This exercise calls for every record to be set down again, exactly and in full.

Stored data entries
──────────────────────────────
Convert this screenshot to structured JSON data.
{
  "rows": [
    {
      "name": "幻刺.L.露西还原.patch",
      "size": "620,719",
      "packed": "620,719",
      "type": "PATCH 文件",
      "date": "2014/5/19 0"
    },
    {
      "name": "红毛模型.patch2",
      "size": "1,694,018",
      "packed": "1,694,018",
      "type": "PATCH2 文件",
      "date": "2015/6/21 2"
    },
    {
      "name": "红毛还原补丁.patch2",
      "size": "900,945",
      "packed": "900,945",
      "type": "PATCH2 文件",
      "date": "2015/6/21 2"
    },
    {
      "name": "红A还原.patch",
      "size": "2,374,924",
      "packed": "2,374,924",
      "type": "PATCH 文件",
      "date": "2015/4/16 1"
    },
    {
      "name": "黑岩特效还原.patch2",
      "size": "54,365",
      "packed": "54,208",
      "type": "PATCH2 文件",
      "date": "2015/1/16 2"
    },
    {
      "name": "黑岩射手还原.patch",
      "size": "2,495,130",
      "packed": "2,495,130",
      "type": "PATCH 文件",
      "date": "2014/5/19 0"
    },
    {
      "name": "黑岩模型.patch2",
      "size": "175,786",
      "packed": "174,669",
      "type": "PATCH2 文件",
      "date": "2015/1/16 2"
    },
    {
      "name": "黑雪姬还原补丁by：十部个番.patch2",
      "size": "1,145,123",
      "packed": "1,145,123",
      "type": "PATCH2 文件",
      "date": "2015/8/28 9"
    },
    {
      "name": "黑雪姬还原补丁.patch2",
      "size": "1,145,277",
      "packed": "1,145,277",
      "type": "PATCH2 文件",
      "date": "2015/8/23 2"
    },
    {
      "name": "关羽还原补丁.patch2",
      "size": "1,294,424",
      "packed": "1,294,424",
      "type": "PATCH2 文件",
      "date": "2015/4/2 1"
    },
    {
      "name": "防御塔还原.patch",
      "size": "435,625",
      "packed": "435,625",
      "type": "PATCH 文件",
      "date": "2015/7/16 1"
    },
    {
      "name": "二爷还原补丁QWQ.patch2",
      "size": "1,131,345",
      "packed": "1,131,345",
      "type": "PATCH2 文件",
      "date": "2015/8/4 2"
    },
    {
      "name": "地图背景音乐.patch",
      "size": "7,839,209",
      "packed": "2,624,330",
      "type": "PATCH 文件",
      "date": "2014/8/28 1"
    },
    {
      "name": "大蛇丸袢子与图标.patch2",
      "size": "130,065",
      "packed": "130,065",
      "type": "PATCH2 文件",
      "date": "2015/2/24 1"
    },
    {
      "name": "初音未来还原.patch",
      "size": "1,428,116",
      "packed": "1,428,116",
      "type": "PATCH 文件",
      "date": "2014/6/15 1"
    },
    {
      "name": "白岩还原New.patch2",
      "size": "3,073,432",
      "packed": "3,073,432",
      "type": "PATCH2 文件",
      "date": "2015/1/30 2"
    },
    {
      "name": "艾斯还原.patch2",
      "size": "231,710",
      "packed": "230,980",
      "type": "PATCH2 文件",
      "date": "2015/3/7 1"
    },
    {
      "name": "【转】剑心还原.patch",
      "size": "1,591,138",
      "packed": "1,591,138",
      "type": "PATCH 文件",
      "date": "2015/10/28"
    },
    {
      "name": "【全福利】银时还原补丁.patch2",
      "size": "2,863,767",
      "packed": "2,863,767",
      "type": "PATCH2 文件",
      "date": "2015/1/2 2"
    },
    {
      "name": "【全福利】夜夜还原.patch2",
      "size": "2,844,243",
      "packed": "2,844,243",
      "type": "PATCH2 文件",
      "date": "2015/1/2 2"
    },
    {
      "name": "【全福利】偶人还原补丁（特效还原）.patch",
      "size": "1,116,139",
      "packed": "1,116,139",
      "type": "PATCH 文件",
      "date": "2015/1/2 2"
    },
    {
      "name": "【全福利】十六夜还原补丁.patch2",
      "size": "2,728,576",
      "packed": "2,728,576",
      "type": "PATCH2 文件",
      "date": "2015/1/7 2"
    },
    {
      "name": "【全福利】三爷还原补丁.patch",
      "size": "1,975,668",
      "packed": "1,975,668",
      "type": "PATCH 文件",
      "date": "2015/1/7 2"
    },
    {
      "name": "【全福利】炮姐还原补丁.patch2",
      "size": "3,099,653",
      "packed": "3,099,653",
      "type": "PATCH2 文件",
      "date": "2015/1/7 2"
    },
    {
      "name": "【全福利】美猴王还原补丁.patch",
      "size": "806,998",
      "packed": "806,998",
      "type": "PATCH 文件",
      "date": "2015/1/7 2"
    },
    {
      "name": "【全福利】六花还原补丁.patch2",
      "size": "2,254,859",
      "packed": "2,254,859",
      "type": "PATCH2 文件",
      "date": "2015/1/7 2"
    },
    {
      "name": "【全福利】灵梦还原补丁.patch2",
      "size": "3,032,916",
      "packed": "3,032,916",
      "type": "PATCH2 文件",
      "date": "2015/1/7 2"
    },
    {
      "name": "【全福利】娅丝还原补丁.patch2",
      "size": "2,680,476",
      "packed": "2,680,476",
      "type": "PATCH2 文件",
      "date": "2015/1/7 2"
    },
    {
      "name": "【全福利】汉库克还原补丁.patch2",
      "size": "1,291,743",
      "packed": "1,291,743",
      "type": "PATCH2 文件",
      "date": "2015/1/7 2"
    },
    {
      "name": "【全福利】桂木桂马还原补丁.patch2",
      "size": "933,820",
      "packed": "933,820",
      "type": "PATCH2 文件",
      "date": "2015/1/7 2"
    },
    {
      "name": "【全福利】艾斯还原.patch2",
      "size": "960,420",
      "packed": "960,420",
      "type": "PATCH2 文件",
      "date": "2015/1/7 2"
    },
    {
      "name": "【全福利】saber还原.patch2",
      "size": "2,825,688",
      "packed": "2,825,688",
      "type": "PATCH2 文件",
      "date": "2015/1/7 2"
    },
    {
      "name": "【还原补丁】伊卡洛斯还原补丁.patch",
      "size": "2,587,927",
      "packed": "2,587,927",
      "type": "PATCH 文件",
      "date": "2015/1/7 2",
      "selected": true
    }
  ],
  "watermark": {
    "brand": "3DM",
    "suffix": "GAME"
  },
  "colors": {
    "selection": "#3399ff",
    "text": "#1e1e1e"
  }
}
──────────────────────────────
→ COMPLETED EXERCISE:
Convert this screenshot to structured JSON data.
{
  "rows": [
    {
      "name": "幻刺.L.露西还原.patch",
      "size": "620,719",
      "packed": "620,719",
      "type": "PATCH 文件",
      "date": "2014/5/19 0"
    },
    {
      "name": "红毛模型.patch2",
      "size": "1,694,018",
      "packed": "1,694,018",
      "type": "PATCH2 文件",
      "date": "2015/6/21 2"
    },
    {
      "name": "红毛还原补丁.patch2",
      "size": "900,945",
      "packed": "900,945",
      "type": "PATCH2 文件",
      "date": "2015/6/21 2"
    },
    {
      "name": "红A还原.patch",
      "size": "2,374,924",
      "packed": "2,374,924",
      "type": "PATCH 文件",
      "date": "2015/4/16 1"
    },
    {
      "name": "黑岩特效还原.patch2",
      "size": "54,365",
      "packed": "54,208",
      "type": "PATCH2 文件",
      "date": "2015/1/16 2"
    },
    {
      "name": "黑岩射手还原.patch",
      "size": "2,495,130",
      "packed": "2,495,130",
      "type": "PATCH 文件",
      "date": "2014/5/19 0"
    },
    {
      "name": "黑岩模型.patch2",
      "size": "175,786",
      "packed": "174,669",
      "type": "PATCH2 文件",
      "date": "2015/1/16 2"
    },
    {
      "name": "黑雪姬还原补丁by：十部个番.patch2",
      "size": "1,145,123",
      "packed": "1,145,123",
      "type": "PATCH2 文件",
      "date": "2015/8/28 9"
    },
    {
      "name": "黑雪姬还原补丁.patch2",
      "size": "1,145,277",
      "packed": "1,145,277",
      "type": "PATCH2 文件",
      "date": "2015/8/23 2"
    },
    {
      "name": "关羽还原补丁.patch2",
      "size": "1,294,424",
      "packed": "1,294,424",
      "type": "PATCH2 文件",
      "date": "2015/4/2 1"
    },
    {
      "name": "防御塔还原.patch",
      "size": "435,625",
      "packed": "435,625",
      "type": "PATCH 文件",
      "date": "2015/7/16 1"
    },
    {
      "name": "二爷还原补丁QWQ.patch2",
      "size": "1,131,345",
      "packed": "1,131,345",
      "type": "PATCH2 文件",
      "date": "2015/8/4 2"
    },
    {
      "name": "地图背景音乐.patch",
      "size": "7,839,209",
      "packed": "2,624,330",
      "type": "PATCH 文件",
      "date": "2014/8/28 1"
    },
    {
      "name": "大蛇丸袢子与图标.patch2",
      "size": "130,065",
      "packed": "130,065",
      "type": "PATCH2 文件",
      "date": "2015/2/24 1"
    },
    {
      "name": "初音未来还原.patch",
      "size": "1,428,116",
      "packed": "1,428,116",
      "type": "PATCH 文件",
      "date": "2014/6/15 1"
    },
    {
      "name": "白岩还原New.patch2",
      "size": "3,073,432",
      "packed": "3,073,432",
      "type": "PATCH2 文件",
      "date": "2015/1/30 2"
    },
    {
      "name": "艾斯还原.patch2",
      "size": "231,710",
      "packed": "230,980",
      "type": "PATCH2 文件",
      "date": "2015/3/7 1"
    },
    {
      "name": "【转】剑心还原.patch",
      "size": "1,591,138",
      "packed": "1,591,138",
      "type": "PATCH 文件",
      "date": "2015/10/28"
    },
    {
      "name": "【全福利】银时还原补丁.patch2",
      "size": "2,863,767",
      "packed": "2,863,767",
      "type": "PATCH2 文件",
      "date": "2015/1/2 2"
    },
    {
      "name": "【全福利】夜夜还原.patch2",
      "size": "2,844,243",
      "packed": "2,844,243",
      "type": "PATCH2 文件",
      "date": "2015/1/2 2"
    },
    {
      "name": "【全福利】偶人还原补丁（特效还原）.patch",
      "size": "1,116,139",
      "packed": "1,116,139",
      "type": "PATCH 文件",
      "date": "2015/1/2 2"
    },
    {
      "name": "【全福利】十六夜还原补丁.patch2",
      "size": "2,728,576",
      "packed": "2,728,576",
      "type": "PATCH2 文件",
      "date": "2015/1/7 2"
    },
    {
      "name": "【全福利】三爷还原补丁.patch",
      "size": "1,975,668",
      "packed": "1,975,668",
      "type": "PATCH 文件",
      "date": "2015/1/7 2"
    },
    {
      "name": "【全福利】炮姐还原补丁.patch2",
      "size": "3,099,653",
      "packed": "3,099,653",
      "type": "PATCH2 文件",
      "date": "2015/1/7 2"
    },
    {
      "name": "【全福利】美猴王还原补丁.patch",
      "size": "806,998",
      "packed": "806,998",
      "type": "PATCH 文件",
      "date": "2015/1/7 2"
    },
    {
      "name": "【全福利】六花还原补丁.patch2",
      "size": "2,254,859",
      "packed": "2,254,859",
      "type": "PATCH2 文件",
      "date": "2015/1/7 2"
    },
    {
      "name": "【全福利】灵梦还原补丁.patch2",
      "size": "3,032,916",
      "packed": "3,032,916",
      "type": "PATCH2 文件",
      "date": "2015/1/7 2"
    },
    {
      "name": "【全福利】娅丝还原补丁.patch2",
      "size": "2,680,476",
      "packed": "2,680,476",
      "type": "PATCH2 文件",
      "date": "2015/1/7 2"
    },
    {
      "name": "【全福利】汉库克还原补丁.patch2",
      "size": "1,291,743",
      "packed": "1,291,743",
      "type": "PATCH2 文件",
      "date": "2015/1/7 2"
    },
    {
      "name": "【全福利】桂木桂马还原补丁.patch2",
      "size": "933,820",
      "packed": "933,820",
      "type": "PATCH2 文件",
      "date": "2015/1/7 2"
    },
    {
      "name": "【全福利】艾斯还原.patch2",
      "size": "960,420",
      "packed": "960,420",
      "type": "PATCH2 文件",
      "date": "2015/1/7 2"
    },
    {
      "name": "【全福利】saber还原.patch2",
      "size": "2,825,688",
      "packed": "2,825,688",
      "type": "PATCH2 文件",
      "date": "2015/1/7 2"
    },
    {
      "name": "【还原补丁】伊卡洛斯还原补丁.patch",
      "size": "2,587,927",
      "packed": "2,587,927",
      "type": "PATCH 文件",
      "date": "2015/1/7 2",
      "selected": true
    }
  ],
  "watermark": {
    "brand": "3DM",
    "suffix": "GAME"
  },
  "colors": {
    "selection": "#3399ff",
    "text": "#1e1e1e"
  }
}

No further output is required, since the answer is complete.